(SUPPLIED RECORDS begins)

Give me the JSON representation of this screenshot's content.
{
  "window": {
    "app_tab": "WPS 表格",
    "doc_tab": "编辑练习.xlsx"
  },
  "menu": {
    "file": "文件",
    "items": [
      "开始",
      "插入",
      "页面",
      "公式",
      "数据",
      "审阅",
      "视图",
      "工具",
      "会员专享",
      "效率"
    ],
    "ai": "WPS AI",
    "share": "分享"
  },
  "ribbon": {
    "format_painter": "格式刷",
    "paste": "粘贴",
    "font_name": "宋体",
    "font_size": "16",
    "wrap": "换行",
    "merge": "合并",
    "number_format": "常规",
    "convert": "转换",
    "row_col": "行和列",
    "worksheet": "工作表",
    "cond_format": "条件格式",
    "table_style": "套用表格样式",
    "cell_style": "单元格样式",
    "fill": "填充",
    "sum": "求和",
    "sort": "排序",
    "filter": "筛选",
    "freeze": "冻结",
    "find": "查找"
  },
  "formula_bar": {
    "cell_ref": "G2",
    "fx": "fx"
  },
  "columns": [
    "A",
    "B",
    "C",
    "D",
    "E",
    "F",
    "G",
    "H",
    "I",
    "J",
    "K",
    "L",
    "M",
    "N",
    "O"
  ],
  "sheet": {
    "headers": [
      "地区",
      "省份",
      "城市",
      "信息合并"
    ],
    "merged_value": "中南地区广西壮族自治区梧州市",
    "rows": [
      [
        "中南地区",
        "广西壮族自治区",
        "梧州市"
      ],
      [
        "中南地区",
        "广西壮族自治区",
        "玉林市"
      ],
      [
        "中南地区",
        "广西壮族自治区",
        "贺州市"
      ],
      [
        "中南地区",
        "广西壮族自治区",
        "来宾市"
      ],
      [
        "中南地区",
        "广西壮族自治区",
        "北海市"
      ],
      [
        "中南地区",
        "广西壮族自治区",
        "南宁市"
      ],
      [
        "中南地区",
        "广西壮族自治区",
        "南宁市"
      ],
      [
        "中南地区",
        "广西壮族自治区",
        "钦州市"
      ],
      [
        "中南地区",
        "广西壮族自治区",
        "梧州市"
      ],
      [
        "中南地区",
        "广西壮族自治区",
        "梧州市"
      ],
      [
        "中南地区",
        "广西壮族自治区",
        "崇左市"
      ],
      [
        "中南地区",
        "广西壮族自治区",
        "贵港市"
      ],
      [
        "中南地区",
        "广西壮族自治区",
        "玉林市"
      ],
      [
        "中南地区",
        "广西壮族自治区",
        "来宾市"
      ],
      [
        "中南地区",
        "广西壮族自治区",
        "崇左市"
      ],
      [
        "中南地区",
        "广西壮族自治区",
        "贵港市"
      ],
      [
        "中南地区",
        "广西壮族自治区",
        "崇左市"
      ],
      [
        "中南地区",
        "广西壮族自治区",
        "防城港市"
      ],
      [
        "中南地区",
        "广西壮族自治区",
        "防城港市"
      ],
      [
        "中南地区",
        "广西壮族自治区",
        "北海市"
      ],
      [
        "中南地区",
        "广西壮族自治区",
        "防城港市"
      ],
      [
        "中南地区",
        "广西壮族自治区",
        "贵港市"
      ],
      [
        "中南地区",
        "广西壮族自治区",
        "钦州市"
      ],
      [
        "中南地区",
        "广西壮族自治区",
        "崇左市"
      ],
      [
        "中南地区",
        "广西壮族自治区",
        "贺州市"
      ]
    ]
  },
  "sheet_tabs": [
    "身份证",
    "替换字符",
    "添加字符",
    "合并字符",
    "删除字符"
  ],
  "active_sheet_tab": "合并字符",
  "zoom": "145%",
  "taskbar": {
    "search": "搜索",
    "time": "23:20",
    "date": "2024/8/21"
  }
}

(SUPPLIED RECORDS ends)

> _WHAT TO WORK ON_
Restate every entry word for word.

> _EXERCISE ANSWER_
Give me the JSON representation of this screenshot's content.
{
  "window": {
    "app_tab": "WPS 表格",
    "doc_tab": "编辑练习.xlsx"
  },
  "menu": {
    "file": "文件",
    "items": [
      "开始",
      "插入",
      "页面",
      "公式",
      "数据",
      "审阅",
      "视图",
      "工具",
      "会员专享",
      "效率"
    ],
    "ai": "WPS AI",
    "share": "分享"
  },
  "ribbon": {
    "format_painter": "格式刷",
    "paste": "粘贴",
    "font_name": "宋体",
    "font_size": "16",
    "wrap": "换行",
    "merge": "合并",
    "number_format": "常规",
    "convert": "转换",
    "row_col": "行和列",
    "worksheet": "工作表",
    "cond_format": "条件格式",
    "table_style": "套用表格样式",
    "cell_style": "单元格样式",
    "fill": "填充",
    "sum": "求和",
    "sort": "排序",
    "filter": "筛选",
    "freeze": "冻结",
    "find": "查找"
  },
  "formula_bar": {
    "cell_ref": "G2",
    "fx": "fx"
  },
  "columns": [
    "A",
    "B",
    "C",
    "D",
    "E",
    "F",
    "G",
    "H",
    "I",
    "J",
    "K",
    "L",
    "M",
    "N",
    "O"
  ],
  "sheet": {
    "headers": [
      "地区",
      "省份",
      "城市",
      "信息合并"
    ],
    "merged_value": "中南地区广西壮族自治区梧州市",
    "rows": [
      [
        "中南地区",
        "广西壮族自治区",
        "梧州市"
      ],
      [
        "中南地区",
        "广西壮族自治区",
        "玉林市"
      ],
      [
        "中南地区",
        "广西壮族自治区",
        "贺州市"
      ],
      [
        "中南地区",
        "广西壮族自治区",
        "来宾市"
      ],
      [
        "中南地区",
        "广西壮族自治区",
        "北海市"
      ],
      [
        "中南地区",
        "广西壮族自治区",
        "南宁市"
      ],
      [
        "中南地区",
        "广西壮族自治区",
        "南宁市"
      ],
      [
        "中南地区",
        "广西壮族自治区",
        "钦州市"
      ],
      [
        "中南地区",
        "广西壮族自治区",
        "梧州市"
      ],
      [
        "中南地区",
        "广西壮族自治区",
        "梧州市"
      ],
      [
        "中南地区",
        "广西壮族自治区",
        "崇左市"
      ],
      [
        "中南地区",
        "广西壮族自治区",
        "贵港市"
      ],
      [
        "中南地区",
        "广西壮族自治区",
        "玉林市"
      ],
      [
        "中南地区",
        "广西壮族自治区",
        "来宾市"
      ],
      [
        "中南地区",
        "广西壮族自治区",
        "崇左市"
      ],
      [
        "中南地区",
        "广西壮族自治区",
        "贵港市"
      ],
      [
        "中南地区",
        "广西壮族自治区",
        "崇左市"
      ],
      [
        "中南地区",
        "广西壮族自治区",
        "防城港市"
      ],
      [
        "中南地区",
        "广西壮族自治区",
        "防城港市"
      ],
      [
        "中南地区",
        "广西壮族自治区",
        "北海市"
      ],
      [
        "中南地区",
        "广西壮族自治区",
        "防城港市"
      ],
      [
        "中南地区",
        "广西壮族自治区",
        "贵港市"
      ],
      [
        "中南地区",
        "广西壮族自治区",
        "钦州市"
      ],
      [
        "中南地区",
        "广西壮族自治区",
        "崇左市"
      ],
      [
        "中南地区",
        "广西壮族自治区",
        "贺州市"
      ]
    ]
  },
  "sheet_tabs": [
    "身份证",
    "替换字符",
    "添加字符",
    "合并字符",
    "删除字符"
  ],
  "active_sheet_tab": "合并字符",
  "zoom": "145%",
  "taskbar": {
    "search": "搜索",
    "time": "23:20",
    "date": "2024/8/21"
  }
}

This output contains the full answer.